Source: A clown holds a placard depicting U.K. Prime Minister Theresa May as a clown during a demonstration against politicians near the Houses of Parliament in London, U.K., on Tuesday, Feb. 26, 2019. Photographer: Bloomberg/Bloomberg

Title of dissertation: Black Augustes, White Jokers: The Ambivalent Political Performances of Clown Figures from the 1970’s to Contemporary Times.



This research analyses political performances of clown figures in different Western contexts and media from the 1970’s to now. It focuses on four main clown figures: the Black Auguste in the circus, the clown activist in public spaces, the Joker in popular culture and the populist clown in new media. The research aims thereby to critically examine the discourses that have constructed clown history as a cultural continuum and the clown as a universal figure of transgression. The study rather argues that the clown emerges as a political signifier, that performs through the semiotics of laughter and failure an ambivalent attitude to power, specific to the given socio-cultural context and medium. The research thus analyses how the clown offers corporal performances of the ‘laughable’, that can both embody a satire of power and perpetuate its oppressive performativity, either by breaking down social stereotypes or maintaining them through oppressive humour. Taking the clown as a signifier of political instability and a cynical attitude in Western representative democracies, the research aims to further explore the role of cultural figures in the construction of political theory.
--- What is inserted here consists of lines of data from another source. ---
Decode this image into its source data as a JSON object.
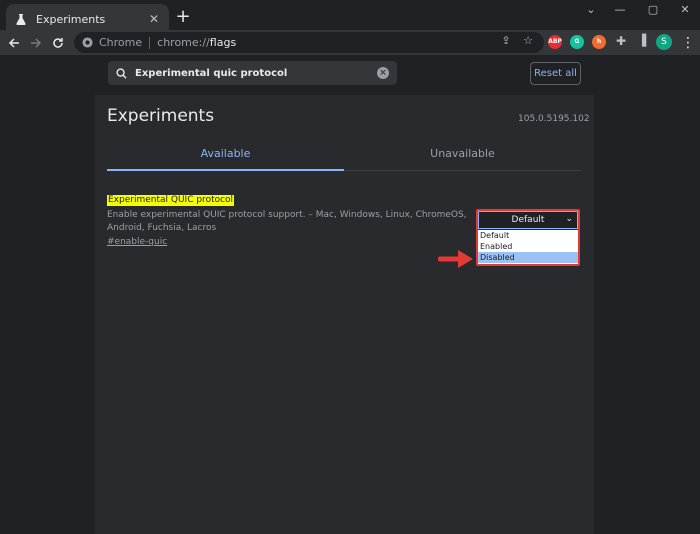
{
  "tab": {
    "title": "Experiments"
  },
  "window": {
    "minimize": "—",
    "maximize": "▢",
    "close": "✕"
  },
  "omnibox": {
    "site": "Chrome",
    "scheme": "chrome://",
    "path": "flags"
  },
  "extensions": [
    {
      "name": "abp",
      "label": "ABP",
      "color": "#e62e2e"
    },
    {
      "name": "grammarly",
      "label": "G",
      "color": "#15c39a"
    },
    {
      "name": "honey",
      "label": "h",
      "color": "#f26c2f"
    }
  ],
  "profile": {
    "initial": "S"
  },
  "search": {
    "value": "Experimental quic protocol"
  },
  "reset_label": "Reset all",
  "page_title": "Experiments",
  "version": "105.0.5195.102",
  "tabs": [
    {
      "label": "Available",
      "active": true
    },
    {
      "label": "Unavailable",
      "active": false
    }
  ],
  "experiment": {
    "name": "Experimental QUIC protocol",
    "description": "Enable experimental QUIC protocol support. – Mac, Windows, Linux, ChromeOS, Android, Fuchsia, Lacros",
    "link": "#enable-quic",
    "selected": "Default",
    "options": [
      "Default",
      "Enabled",
      "Disabled"
    ],
    "highlighted_option": "Disabled"
  },
  "colors": {
    "accent": "#8ab4f8",
    "highlight": "#f6ff00",
    "callout": "#e53935"
  }
}
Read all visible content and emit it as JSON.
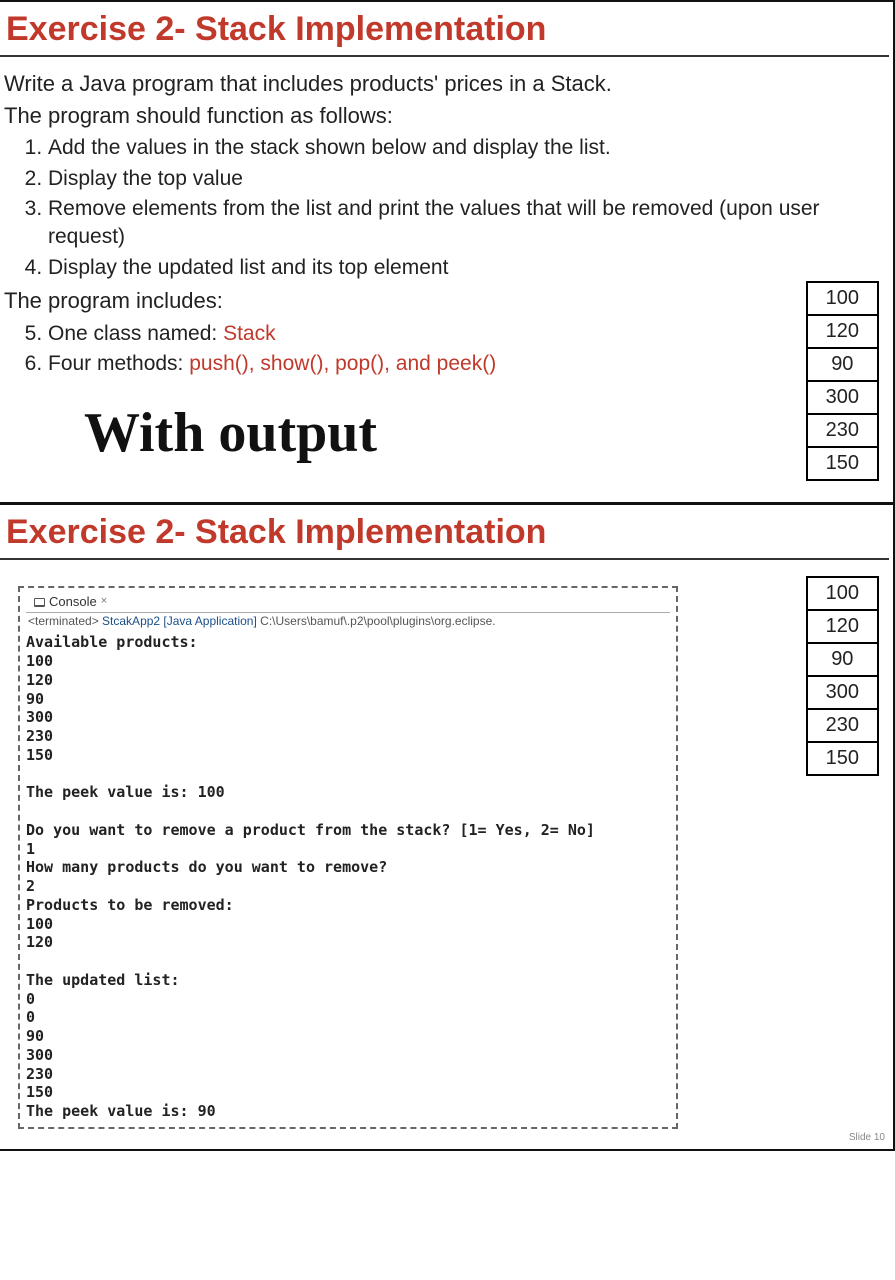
{
  "slide1": {
    "title": "Exercise 2- Stack Implementation",
    "intro_line1": "Write a Java program that includes products' prices in a Stack.",
    "intro_line2": "The program should function as follows:",
    "step1": "Add the values in the stack shown below and display the list.",
    "step2": "Display the top value",
    "step3": "Remove elements from the list and print the values that will be removed (upon user request)",
    "step4": "Display the updated list and its top element",
    "includes_label": "The program includes:",
    "step5_prefix": "One class named: ",
    "step5_class": "Stack",
    "step6_prefix": "Four methods: ",
    "step6_methods": "push(),  show(),  pop(), and peek()",
    "with_output": "With output",
    "stack": [
      "100",
      "120",
      "90",
      "300",
      "230",
      "150"
    ]
  },
  "slide2": {
    "title": "Exercise 2- Stack Implementation",
    "console_tab": "Console",
    "console_close": "×",
    "terminated_prefix": "<terminated> ",
    "terminated_app": "StcakApp2 [Java Application]",
    "terminated_path": " C:\\Users\\bamuf\\.p2\\pool\\plugins\\org.eclipse.",
    "output": "Available products:\n100\n120\n90\n300\n230\n150\n\nThe peek value is: 100\n\nDo you want to remove a product from the stack? [1= Yes, 2= No]\n1\nHow many products do you want to remove?\n2\nProducts to be removed:\n100\n120\n\nThe updated list:\n0\n0\n90\n300\n230\n150\nThe peek value is: 90",
    "stack": [
      "100",
      "120",
      "90",
      "300",
      "230",
      "150"
    ],
    "slide_num": "Slide 10"
  }
}
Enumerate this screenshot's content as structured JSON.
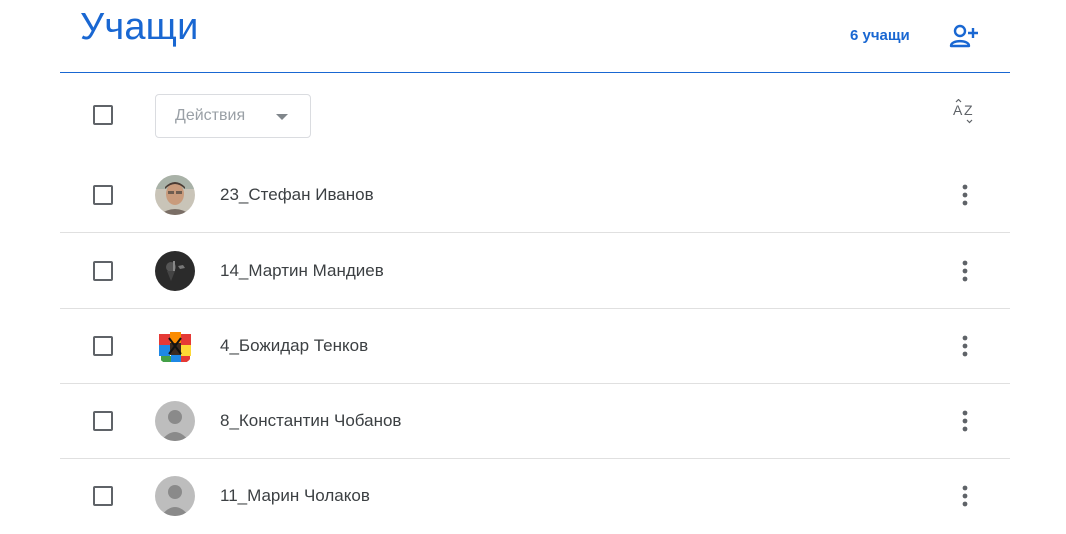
{
  "header": {
    "title": "Учащи",
    "student_count": "6 учащи",
    "invite_icon": "person-add-icon"
  },
  "toolbar": {
    "actions_label": "Действия",
    "sort_icon": "sort-az-icon",
    "sort_glyph_top": "A",
    "sort_glyph_bottom": "Z"
  },
  "students": [
    {
      "name": "23_Стефан Иванов",
      "avatar": "photo"
    },
    {
      "name": "14_Мартин Мандиев",
      "avatar": "dark-photo"
    },
    {
      "name": "4_Божидар Тенков",
      "avatar": "cube-photo"
    },
    {
      "name": "8_Константин Чобанов",
      "avatar": "default"
    },
    {
      "name": "11_Марин Чолаков",
      "avatar": "default"
    }
  ],
  "colors": {
    "accent": "#1967d2",
    "text": "#3c4043",
    "divider": "#e0e0e0",
    "placeholder_avatar": "#bdbdbd"
  }
}
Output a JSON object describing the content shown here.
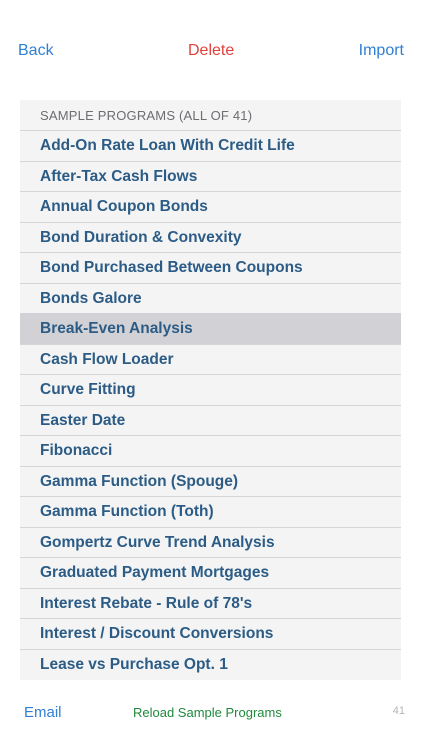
{
  "toolbar": {
    "back_label": "Back",
    "delete_label": "Delete",
    "import_label": "Import"
  },
  "list": {
    "header": "SAMPLE PROGRAMS (ALL OF 41)",
    "selected_index": 6,
    "items": [
      {
        "label": "Add-On Rate Loan With Credit Life"
      },
      {
        "label": "After-Tax Cash Flows"
      },
      {
        "label": "Annual Coupon Bonds"
      },
      {
        "label": "Bond Duration & Convexity"
      },
      {
        "label": "Bond Purchased Between Coupons"
      },
      {
        "label": "Bonds Galore"
      },
      {
        "label": "Break-Even Analysis"
      },
      {
        "label": "Cash Flow Loader"
      },
      {
        "label": "Curve Fitting"
      },
      {
        "label": "Easter Date"
      },
      {
        "label": "Fibonacci"
      },
      {
        "label": "Gamma Function (Spouge)"
      },
      {
        "label": "Gamma Function (Toth)"
      },
      {
        "label": "Gompertz Curve Trend Analysis"
      },
      {
        "label": "Graduated Payment Mortgages"
      },
      {
        "label": "Interest Rebate - Rule of 78's"
      },
      {
        "label": "Interest / Discount Conversions"
      },
      {
        "label": "Lease vs Purchase Opt. 1"
      }
    ]
  },
  "footer": {
    "email_label": "Email",
    "reload_label": "Reload Sample Programs",
    "count": "41"
  },
  "colors": {
    "link_blue": "#2f7fd3",
    "delete_red": "#e0413a",
    "item_text": "#2c5c86",
    "reload_green": "#1f8a3b",
    "selected_bg": "#d2d2d6",
    "panel_bg": "#f3f4f3"
  }
}
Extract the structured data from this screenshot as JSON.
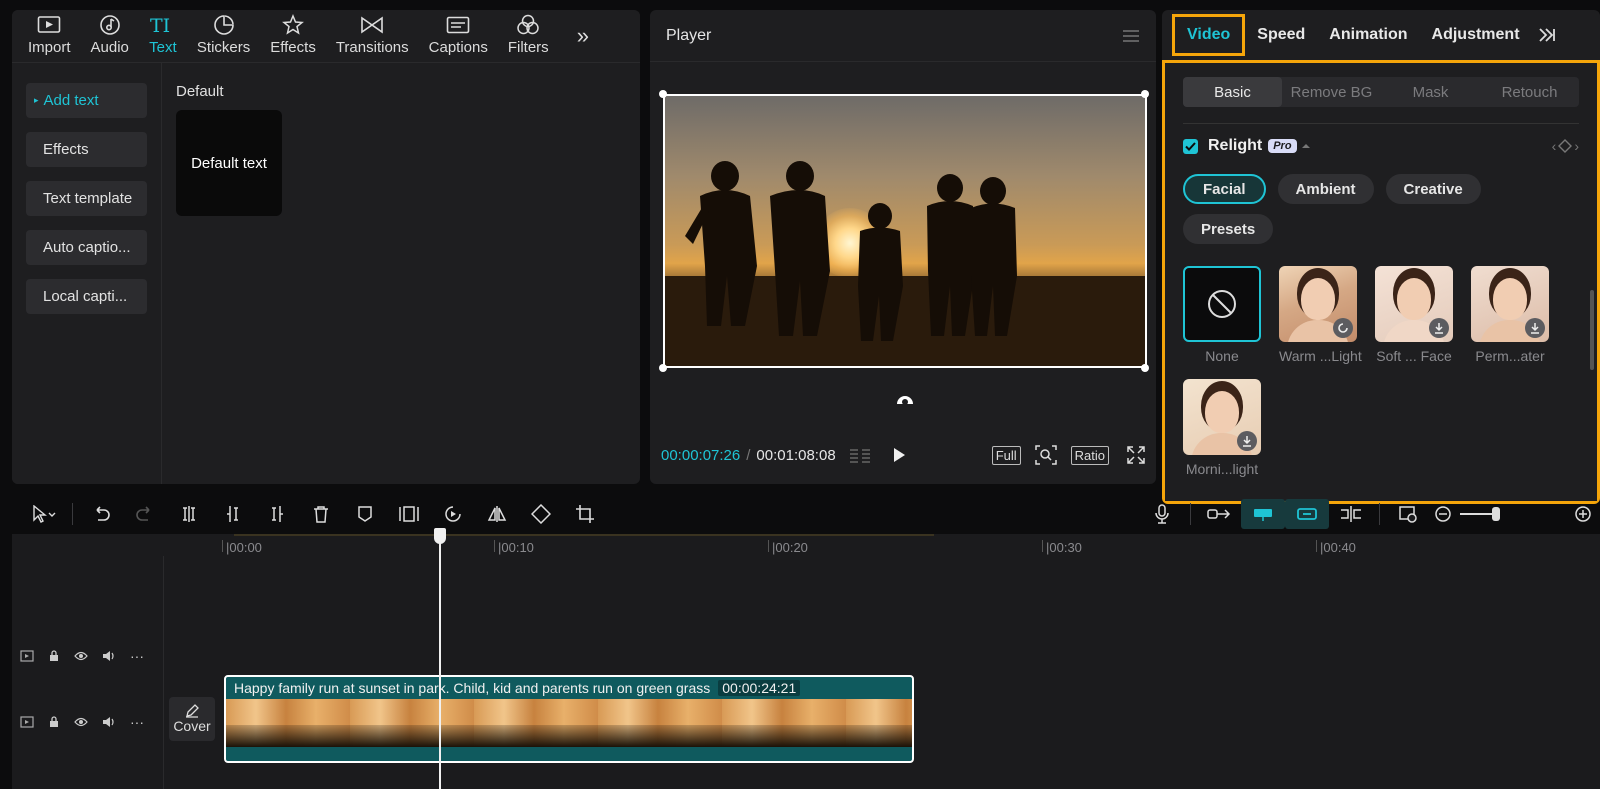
{
  "media": {
    "tabs": [
      {
        "label": "Import",
        "icon": "import-icon"
      },
      {
        "label": "Audio",
        "icon": "audio-icon"
      },
      {
        "label": "Text",
        "icon": "text-icon"
      },
      {
        "label": "Stickers",
        "icon": "stickers-icon"
      },
      {
        "label": "Effects",
        "icon": "effects-icon"
      },
      {
        "label": "Transitions",
        "icon": "transitions-icon"
      },
      {
        "label": "Captions",
        "icon": "captions-icon"
      },
      {
        "label": "Filters",
        "icon": "filters-icon"
      }
    ],
    "active_tab": "Text",
    "sidebar": [
      "Add text",
      "Effects",
      "Text template",
      "Auto captio...",
      "Local capti..."
    ],
    "section_label": "Default",
    "card_label": "Default text"
  },
  "player": {
    "title": "Player",
    "current_time": "00:00:07:26",
    "total_time": "00:01:08:08",
    "full_label": "Full",
    "ratio_label": "Ratio"
  },
  "properties": {
    "tabs": [
      "Video",
      "Speed",
      "Animation",
      "Adjustment"
    ],
    "active_tab": "Video",
    "sub_tabs": [
      "Basic",
      "Remove BG",
      "Mask",
      "Retouch"
    ],
    "active_sub_tab": "Basic",
    "relight_label": "Relight",
    "pro_label": "Pro",
    "relight_enabled": true,
    "chips": [
      "Facial",
      "Ambient",
      "Creative",
      "Presets"
    ],
    "active_chip": "Facial",
    "presets": [
      {
        "label": "None",
        "icon": "none-icon"
      },
      {
        "label": "Warm ...Light",
        "icon": "loading-icon"
      },
      {
        "label": "Soft ... Face",
        "icon": "download-icon"
      },
      {
        "label": "Perm...ater",
        "icon": "download-icon"
      },
      {
        "label": "Morni...light",
        "icon": "download-icon"
      }
    ],
    "accent_color": "#1fc4d5",
    "highlight_color": "#f5a50a"
  },
  "timeline": {
    "ruler": [
      "|00:00",
      "|00:10",
      "|00:20",
      "|00:30",
      "|00:40"
    ],
    "cover_label": "Cover",
    "clip_title": "Happy family run at sunset in park. Child, kid and parents run on green grass",
    "clip_duration": "00:00:24:21"
  }
}
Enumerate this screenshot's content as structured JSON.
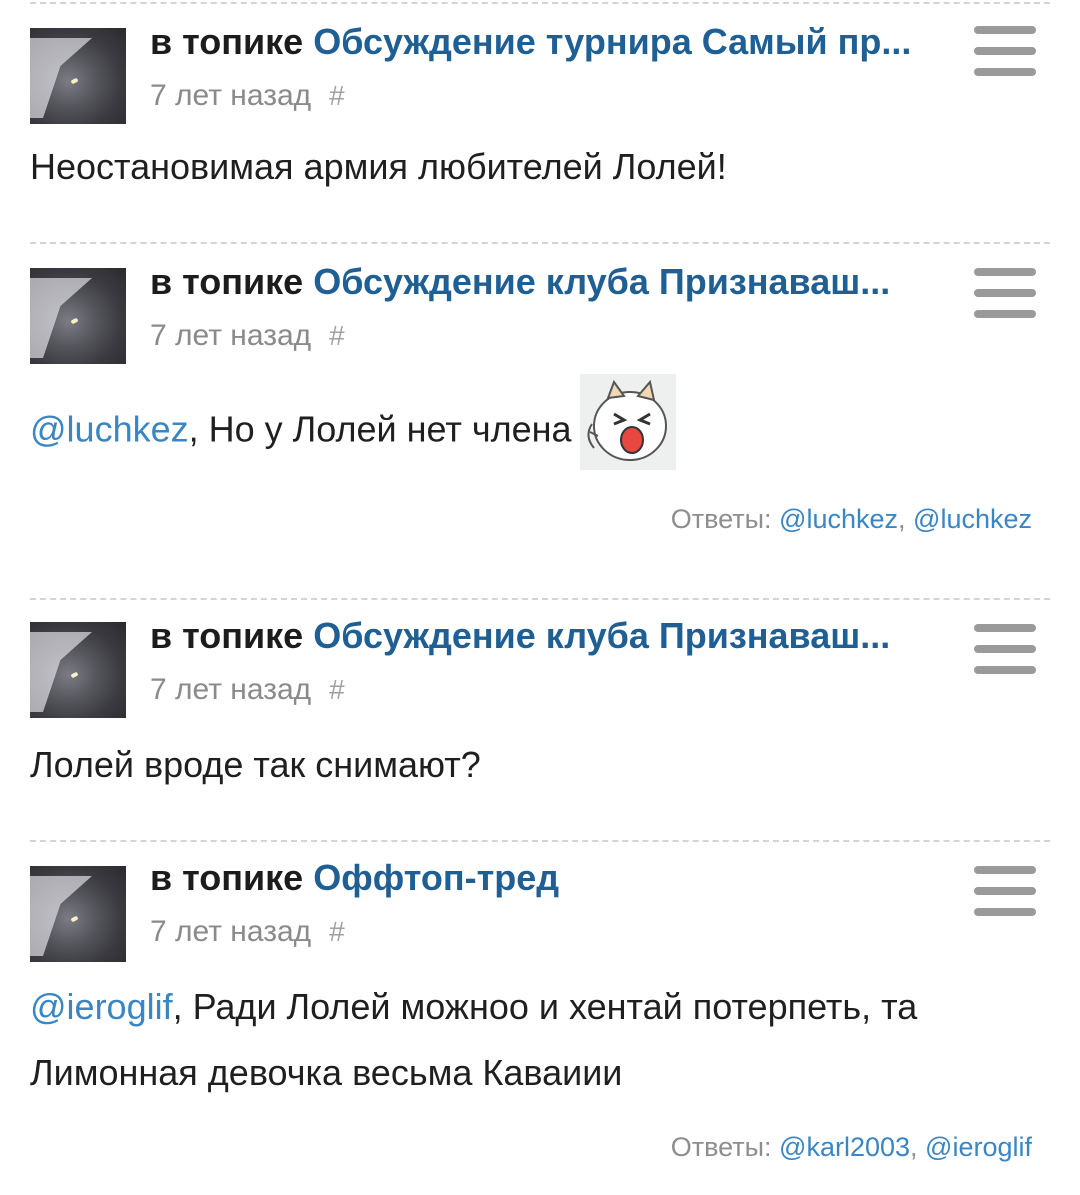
{
  "comments": [
    {
      "topic_prefix": "в топике",
      "topic_title": "Обсуждение турнира Самый пр...",
      "time": "7 лет назад",
      "hash": "#",
      "mention": "",
      "text": "Неостановимая армия любителей Лолей!",
      "has_emote": false,
      "replies_label": "",
      "replies": []
    },
    {
      "topic_prefix": "в топике",
      "topic_title": "Обсуждение клуба Признаваш...",
      "time": "7 лет назад",
      "hash": "#",
      "mention": "@luchkez",
      "text": ", Но у Лолей нет члена",
      "has_emote": true,
      "emote_icon": "crying-cat-emote",
      "replies_label": "Ответы:",
      "replies": [
        "@luchkez",
        "@luchkez"
      ]
    },
    {
      "topic_prefix": "в топике",
      "topic_title": "Обсуждение клуба Признаваш...",
      "time": "7 лет назад",
      "hash": "#",
      "mention": "",
      "text": "Лолей вроде так снимают?",
      "has_emote": false,
      "replies_label": "",
      "replies": []
    },
    {
      "topic_prefix": "в топике",
      "topic_title": "Оффтоп-тред",
      "time": "7 лет назад",
      "hash": "#",
      "mention": "@ieroglif",
      "text": ", Ради Лолей можноо и хентай потерпеть, та Лимонная девочка весьма Каваиии",
      "has_emote": false,
      "replies_label": "Ответы:",
      "replies": [
        "@karl2003",
        "@ieroglif"
      ]
    }
  ],
  "colors": {
    "link": "#1f5f93",
    "mention": "#3a86c4",
    "muted": "#8a8a8a"
  },
  "icons": {
    "menu": "hamburger-menu-icon",
    "avatar": "user-avatar"
  }
}
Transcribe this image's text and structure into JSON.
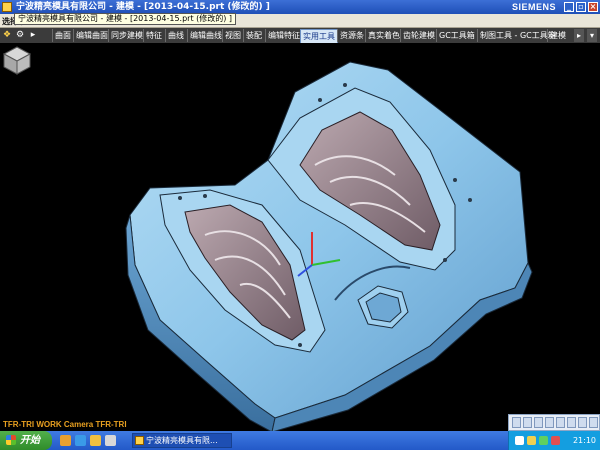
{
  "window": {
    "title": "宁波精亮模具有限公司 - 建模 - [2013-04-15.prt (修改的) ]",
    "brand": "SIEMENS",
    "buttons": {
      "minimize": "_",
      "restore": "▫",
      "close": "×"
    }
  },
  "tooltip": {
    "text": "宁波精亮模具有限公司 - 建模 - [2013-04-15.prt (修改的) ]"
  },
  "toolbar_row": {
    "label": "选择条"
  },
  "menubar": {
    "items": [
      "曲面",
      "编辑曲面",
      "同步建模",
      "特征",
      "曲线",
      "编辑曲线",
      "视图",
      "装配",
      "编辑特征",
      "实用工具",
      "资源条",
      "真实着色",
      "齿轮建模",
      "GC工具箱",
      "制图工具 - GC工具箱",
      "建模"
    ],
    "active_item": "实用工具",
    "scroll_right": "▸",
    "overflow": "▾"
  },
  "viewport": {
    "label": "TFR-TRI WORK Camera TFR-TRI",
    "colors": {
      "background": "#000000",
      "part": "#8fc9ec",
      "part_dark": "#4d86b6",
      "cavity": "#9b8790",
      "edge": "#1a2a3a"
    }
  },
  "taskbar": {
    "start_label": "开始",
    "task_label": "宁波精亮模具有限...",
    "clock": "21:10",
    "colors": {
      "bar": "#2a62d0",
      "start": "#3f9e3a",
      "tray": "#149ee0"
    }
  }
}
It argues that the clown, through its performative and discursive body, embodies both the exhaustion of collective ideologies and traditional political narratives, as well as the possibility to rethink revolt through a politics of vulnerability.



Ariane Gros (she/her) is a freelance dramaturge and PhD candidate based between Amsterdam and Cologne. She studied in the “Classes Préparatoires” in France and obtained a joint degree in theatre studies and philosophy at the University Paris Sorbonne in 2018. She recently graduated from a dual Master in International Dramaturgy at the University of Amsterdam and is currently writing her PhD dissertation at the University of Cologne in co-tutela with the University of Amsterdam. Besides her academic education, Ariane Gros has worked as a dramaturge on several projects in Paris, Rotterdam, Manchester and Turnhout, notably on the mailing box project How To Start a Movement and the immersive website While Waiting, Wait Here. Her work can be defined in new ways of conceiving dramaturgy outside of the theatre scene and in a combination of artistic practice with more engaged social and political action. Her research interests are mostly situated in the intertwinement between popular culture, activism, media and politics. Ariane Gros received in April 2022 the artes scholarship for her doctoral project on the cultural figure of the clown and its political significance in arts and media. 


Contact  arayan.grosSpamProtectionhotmail.fr